Scientific reasoning, as I understand it, is the antithesis of blind faith in authority.
A scientifically minded thinker investigates things for himself and rarely, if ever, settles important questions by taking someone’s word for it.
A scientist understands the age old adage that sincerity is not a substitute for truth; that someone’s honest belief in an idea doesn’t make the idea correct.
To be scientific, one must be willing to follow the evidence wherever it leads-even if the hard data leads one in the opposite direction of his cherished biases.
Now that I’ve spelled out all the obvious stuff about science, here’s the most important, and frequently overlooked, component of scientific reasoning:
Having scientific beliefs isn’t the same as thinking scientifically about the beliefs you have.
At the heart of science, is the assertion of one’s right and responsibility to question, experiment, and scrutinize things for himself.
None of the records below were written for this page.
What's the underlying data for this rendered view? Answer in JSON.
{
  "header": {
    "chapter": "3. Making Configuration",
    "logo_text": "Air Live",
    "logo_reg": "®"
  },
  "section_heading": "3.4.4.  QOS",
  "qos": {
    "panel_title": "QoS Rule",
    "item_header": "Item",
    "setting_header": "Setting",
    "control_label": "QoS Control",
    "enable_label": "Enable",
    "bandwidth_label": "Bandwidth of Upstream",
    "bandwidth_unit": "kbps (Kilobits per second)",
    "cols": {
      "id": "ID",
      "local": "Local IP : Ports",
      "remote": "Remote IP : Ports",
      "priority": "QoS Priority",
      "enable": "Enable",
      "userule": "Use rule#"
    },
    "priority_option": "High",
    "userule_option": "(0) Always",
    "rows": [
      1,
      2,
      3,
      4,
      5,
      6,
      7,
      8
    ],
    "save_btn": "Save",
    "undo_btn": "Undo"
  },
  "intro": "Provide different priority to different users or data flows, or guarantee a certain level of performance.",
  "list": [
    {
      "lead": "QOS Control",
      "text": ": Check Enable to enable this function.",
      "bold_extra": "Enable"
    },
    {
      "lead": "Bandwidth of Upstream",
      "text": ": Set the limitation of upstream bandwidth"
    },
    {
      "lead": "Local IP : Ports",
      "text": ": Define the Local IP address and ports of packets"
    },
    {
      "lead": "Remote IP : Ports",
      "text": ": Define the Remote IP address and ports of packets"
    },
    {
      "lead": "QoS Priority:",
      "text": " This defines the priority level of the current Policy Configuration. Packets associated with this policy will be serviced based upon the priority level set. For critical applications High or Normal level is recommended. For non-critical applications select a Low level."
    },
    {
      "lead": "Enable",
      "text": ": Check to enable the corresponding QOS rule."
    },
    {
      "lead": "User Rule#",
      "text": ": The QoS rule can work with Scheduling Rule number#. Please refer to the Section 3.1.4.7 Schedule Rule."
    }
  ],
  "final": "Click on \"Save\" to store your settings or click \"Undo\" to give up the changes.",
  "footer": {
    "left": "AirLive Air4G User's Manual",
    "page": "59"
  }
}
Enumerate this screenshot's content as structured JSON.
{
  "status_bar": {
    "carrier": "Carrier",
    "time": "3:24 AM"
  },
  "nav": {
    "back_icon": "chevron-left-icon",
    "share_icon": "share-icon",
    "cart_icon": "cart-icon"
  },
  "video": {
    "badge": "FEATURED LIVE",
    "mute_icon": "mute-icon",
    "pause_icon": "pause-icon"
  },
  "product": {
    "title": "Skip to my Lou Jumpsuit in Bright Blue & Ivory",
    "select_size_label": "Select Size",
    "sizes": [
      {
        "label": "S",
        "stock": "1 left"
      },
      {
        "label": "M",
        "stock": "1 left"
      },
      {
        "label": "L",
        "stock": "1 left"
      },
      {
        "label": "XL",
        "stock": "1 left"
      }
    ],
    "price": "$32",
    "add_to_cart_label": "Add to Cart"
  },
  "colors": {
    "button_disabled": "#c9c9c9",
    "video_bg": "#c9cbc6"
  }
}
Placing unquestioned faith in the pronouncements of scientists is just a fancier, smarter sounding version of the blind faith game.
If you’re not looking at the evidence for yourself, in spite of the fact that your beliefs are approved by the scientific community, then you’re not practicing science; you’re practicing blind faith in the judgments made by scientists.
Don’t just believe in science. Be scientific.